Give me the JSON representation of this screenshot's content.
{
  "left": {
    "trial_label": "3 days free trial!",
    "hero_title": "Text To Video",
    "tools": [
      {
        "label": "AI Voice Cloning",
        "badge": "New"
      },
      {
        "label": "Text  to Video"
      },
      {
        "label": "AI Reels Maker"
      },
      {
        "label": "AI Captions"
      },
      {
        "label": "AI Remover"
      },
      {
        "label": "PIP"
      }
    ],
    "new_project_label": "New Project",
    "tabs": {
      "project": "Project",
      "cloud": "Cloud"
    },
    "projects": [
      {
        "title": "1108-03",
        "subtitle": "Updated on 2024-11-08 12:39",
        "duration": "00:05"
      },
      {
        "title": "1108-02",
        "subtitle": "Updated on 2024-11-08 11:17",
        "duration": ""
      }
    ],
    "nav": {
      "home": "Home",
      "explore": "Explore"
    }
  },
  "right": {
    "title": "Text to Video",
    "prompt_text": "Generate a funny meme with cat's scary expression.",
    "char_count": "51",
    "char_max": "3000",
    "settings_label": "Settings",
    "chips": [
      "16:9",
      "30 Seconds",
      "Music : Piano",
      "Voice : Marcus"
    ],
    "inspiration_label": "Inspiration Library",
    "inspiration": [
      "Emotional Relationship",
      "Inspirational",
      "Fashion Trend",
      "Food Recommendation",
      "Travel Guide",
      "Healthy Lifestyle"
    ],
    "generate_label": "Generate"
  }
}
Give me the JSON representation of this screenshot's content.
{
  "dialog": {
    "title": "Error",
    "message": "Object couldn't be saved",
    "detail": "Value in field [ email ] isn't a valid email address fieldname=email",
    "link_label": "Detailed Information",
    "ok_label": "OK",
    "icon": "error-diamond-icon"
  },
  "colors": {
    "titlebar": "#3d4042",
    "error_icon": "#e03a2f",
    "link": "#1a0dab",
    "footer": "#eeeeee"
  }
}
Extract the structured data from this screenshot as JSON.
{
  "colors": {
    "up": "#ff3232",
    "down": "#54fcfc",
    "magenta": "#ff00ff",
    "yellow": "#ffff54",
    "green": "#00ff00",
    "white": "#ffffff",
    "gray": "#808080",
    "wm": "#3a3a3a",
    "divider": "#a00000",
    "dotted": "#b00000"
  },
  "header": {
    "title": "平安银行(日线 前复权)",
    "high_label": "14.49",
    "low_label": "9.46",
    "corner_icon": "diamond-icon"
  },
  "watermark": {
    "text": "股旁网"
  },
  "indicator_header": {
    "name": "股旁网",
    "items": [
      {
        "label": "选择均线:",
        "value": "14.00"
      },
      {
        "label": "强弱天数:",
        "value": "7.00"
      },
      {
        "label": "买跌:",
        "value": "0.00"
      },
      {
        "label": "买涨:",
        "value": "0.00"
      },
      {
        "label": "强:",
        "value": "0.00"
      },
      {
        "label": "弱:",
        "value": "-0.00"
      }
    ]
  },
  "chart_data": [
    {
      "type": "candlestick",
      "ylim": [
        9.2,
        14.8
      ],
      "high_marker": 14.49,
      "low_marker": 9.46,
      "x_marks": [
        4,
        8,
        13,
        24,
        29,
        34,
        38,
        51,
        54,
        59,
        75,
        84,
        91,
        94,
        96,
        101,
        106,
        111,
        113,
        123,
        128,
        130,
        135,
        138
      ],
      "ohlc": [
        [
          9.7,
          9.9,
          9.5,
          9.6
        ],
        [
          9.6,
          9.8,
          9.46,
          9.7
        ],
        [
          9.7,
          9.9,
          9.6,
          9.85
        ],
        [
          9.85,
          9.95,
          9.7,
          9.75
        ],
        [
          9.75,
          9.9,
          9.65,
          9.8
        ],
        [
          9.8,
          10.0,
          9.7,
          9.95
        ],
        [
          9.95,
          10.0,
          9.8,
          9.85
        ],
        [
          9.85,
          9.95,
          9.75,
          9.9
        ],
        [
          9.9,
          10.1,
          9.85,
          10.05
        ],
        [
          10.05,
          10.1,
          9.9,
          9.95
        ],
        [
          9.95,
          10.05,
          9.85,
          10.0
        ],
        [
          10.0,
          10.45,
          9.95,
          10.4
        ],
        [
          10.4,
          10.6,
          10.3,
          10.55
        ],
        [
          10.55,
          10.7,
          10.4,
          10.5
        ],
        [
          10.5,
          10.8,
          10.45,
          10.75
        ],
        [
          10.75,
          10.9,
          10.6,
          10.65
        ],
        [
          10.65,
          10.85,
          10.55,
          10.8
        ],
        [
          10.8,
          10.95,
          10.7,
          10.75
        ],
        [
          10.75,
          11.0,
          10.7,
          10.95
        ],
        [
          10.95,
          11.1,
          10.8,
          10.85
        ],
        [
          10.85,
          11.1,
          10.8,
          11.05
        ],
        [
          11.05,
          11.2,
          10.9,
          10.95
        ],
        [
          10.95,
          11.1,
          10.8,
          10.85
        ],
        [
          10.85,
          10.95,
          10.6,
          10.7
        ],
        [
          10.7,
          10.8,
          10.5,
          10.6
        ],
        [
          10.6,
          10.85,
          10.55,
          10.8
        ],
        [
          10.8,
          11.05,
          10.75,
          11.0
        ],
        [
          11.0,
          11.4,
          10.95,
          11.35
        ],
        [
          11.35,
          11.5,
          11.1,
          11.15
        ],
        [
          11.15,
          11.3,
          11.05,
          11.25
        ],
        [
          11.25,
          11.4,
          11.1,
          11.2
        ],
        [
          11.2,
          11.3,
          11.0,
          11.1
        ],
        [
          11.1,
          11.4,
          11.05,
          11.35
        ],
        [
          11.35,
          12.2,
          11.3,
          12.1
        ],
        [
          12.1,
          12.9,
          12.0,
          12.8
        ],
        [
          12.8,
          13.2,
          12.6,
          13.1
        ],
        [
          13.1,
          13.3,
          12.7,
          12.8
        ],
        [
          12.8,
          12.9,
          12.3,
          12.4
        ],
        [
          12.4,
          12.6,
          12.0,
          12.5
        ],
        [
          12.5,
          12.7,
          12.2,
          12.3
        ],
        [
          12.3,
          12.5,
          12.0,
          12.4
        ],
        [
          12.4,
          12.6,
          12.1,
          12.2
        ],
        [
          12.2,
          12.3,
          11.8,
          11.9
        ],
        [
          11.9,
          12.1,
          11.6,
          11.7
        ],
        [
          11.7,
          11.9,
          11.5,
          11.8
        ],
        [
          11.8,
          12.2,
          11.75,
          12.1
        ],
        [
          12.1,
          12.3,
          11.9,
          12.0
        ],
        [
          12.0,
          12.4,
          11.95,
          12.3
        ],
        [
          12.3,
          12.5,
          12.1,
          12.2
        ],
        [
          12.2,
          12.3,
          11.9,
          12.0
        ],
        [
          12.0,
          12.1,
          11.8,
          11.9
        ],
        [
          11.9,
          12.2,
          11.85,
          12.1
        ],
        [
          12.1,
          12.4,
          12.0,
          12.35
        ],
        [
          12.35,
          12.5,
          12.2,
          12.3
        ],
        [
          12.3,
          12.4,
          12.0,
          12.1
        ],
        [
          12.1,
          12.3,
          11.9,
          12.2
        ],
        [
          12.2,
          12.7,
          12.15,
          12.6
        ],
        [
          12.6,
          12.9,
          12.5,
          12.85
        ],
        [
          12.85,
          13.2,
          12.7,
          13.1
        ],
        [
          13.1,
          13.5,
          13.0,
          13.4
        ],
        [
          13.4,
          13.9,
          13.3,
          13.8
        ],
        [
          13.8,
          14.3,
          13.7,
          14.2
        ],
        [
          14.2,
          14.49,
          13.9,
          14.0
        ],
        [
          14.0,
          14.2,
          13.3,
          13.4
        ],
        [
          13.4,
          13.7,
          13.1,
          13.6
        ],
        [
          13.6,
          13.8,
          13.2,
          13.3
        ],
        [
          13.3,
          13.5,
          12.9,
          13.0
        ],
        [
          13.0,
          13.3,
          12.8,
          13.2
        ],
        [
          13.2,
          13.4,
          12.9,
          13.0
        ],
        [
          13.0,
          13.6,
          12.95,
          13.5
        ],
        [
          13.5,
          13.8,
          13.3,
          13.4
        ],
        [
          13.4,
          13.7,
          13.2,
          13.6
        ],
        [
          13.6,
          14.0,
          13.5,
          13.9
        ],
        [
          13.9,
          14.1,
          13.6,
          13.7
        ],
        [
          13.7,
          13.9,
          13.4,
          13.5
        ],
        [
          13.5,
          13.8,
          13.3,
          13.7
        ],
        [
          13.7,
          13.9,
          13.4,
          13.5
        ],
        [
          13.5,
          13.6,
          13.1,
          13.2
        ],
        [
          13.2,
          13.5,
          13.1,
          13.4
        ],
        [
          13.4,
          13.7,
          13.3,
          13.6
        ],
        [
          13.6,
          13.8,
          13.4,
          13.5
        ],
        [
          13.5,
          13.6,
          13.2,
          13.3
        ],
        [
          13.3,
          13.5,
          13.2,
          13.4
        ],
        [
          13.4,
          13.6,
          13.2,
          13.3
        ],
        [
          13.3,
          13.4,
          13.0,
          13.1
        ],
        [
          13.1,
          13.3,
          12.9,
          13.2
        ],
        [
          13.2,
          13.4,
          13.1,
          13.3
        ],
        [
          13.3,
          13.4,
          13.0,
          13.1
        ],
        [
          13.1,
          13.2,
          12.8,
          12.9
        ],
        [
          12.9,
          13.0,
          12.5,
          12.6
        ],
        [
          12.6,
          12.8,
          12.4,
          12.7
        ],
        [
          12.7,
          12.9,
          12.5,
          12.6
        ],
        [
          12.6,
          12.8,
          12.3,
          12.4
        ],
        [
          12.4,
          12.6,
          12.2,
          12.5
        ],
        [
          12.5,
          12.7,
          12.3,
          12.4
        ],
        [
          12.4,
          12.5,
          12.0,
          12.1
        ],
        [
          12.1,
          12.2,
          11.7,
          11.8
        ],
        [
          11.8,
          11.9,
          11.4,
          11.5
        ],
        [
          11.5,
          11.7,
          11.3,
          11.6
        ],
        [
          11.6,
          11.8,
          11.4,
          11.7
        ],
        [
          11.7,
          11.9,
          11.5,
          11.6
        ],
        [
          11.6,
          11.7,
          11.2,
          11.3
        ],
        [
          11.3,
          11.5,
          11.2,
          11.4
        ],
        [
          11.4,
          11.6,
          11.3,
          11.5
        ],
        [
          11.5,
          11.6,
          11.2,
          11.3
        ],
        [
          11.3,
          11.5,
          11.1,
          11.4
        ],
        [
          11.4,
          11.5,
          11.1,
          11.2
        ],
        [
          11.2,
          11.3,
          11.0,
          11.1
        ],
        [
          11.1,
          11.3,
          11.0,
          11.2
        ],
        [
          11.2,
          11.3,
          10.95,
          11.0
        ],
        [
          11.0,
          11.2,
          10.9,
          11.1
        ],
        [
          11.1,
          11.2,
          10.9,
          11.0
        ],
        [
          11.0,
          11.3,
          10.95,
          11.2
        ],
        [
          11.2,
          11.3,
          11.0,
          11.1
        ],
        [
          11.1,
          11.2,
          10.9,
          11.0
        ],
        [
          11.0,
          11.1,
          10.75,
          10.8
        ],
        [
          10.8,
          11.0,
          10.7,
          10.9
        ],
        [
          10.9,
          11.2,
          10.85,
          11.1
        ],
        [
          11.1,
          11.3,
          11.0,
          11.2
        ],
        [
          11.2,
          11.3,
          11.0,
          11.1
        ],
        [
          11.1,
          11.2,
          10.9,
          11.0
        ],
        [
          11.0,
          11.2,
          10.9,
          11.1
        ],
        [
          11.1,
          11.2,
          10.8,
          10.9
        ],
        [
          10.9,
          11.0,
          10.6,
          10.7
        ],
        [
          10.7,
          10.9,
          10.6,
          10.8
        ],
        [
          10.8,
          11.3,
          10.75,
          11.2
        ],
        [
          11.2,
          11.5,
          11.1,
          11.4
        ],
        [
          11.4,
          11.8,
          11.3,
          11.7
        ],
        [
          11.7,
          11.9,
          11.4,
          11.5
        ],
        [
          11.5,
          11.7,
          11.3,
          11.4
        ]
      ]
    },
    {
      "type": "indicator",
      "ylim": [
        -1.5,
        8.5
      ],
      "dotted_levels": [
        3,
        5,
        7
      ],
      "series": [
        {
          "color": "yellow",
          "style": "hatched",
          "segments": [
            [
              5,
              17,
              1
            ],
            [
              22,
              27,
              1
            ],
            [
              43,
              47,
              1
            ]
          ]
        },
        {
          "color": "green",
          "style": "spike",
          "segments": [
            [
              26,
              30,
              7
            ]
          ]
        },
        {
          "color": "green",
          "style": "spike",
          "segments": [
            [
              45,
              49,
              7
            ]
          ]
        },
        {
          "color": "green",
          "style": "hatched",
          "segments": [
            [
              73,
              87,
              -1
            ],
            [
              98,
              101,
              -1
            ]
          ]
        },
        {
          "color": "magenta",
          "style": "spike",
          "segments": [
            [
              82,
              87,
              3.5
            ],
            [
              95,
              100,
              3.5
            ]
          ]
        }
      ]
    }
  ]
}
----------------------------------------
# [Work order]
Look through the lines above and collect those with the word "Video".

# [Your response]
    "hero_title": "Text To Video",
        "label": "Text  to Video"
    "title": "Text to Video",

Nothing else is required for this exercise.